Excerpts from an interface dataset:
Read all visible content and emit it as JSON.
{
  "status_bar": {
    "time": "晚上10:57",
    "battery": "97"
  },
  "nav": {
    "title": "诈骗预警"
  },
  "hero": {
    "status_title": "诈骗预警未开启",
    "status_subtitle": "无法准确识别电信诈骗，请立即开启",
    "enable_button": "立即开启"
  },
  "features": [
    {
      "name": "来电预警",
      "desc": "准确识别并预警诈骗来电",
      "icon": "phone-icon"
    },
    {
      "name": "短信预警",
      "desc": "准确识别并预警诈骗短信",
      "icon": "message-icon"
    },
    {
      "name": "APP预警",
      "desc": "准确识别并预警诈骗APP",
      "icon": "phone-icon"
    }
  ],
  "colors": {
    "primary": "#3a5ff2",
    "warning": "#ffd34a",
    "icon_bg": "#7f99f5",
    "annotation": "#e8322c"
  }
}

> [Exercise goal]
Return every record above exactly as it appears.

> [Response box]
Read all visible content and emit it as JSON.
{
  "status_bar": {
    "time": "晚上10:57",
    "battery": "97"
  },
  "nav": {
    "title": "诈骗预警"
  },
  "hero": {
    "status_title": "诈骗预警未开启",
    "status_subtitle": "无法准确识别电信诈骗，请立即开启",
    "enable_button": "立即开启"
  },
  "features": [
    {
      "name": "来电预警",
      "desc": "准确识别并预警诈骗来电",
      "icon": "phone-icon"
    },
    {
      "name": "短信预警",
      "desc": "准确识别并预警诈骗短信",
      "icon": "message-icon"
    },
    {
      "name": "APP预警",
      "desc": "准确识别并预警诈骗APP",
      "icon": "phone-icon"
    }
  ],
  "colors": {
    "primary": "#3a5ff2",
    "warning": "#ffd34a",
    "icon_bg": "#7f99f5",
    "annotation": "#e8322c"
  }
}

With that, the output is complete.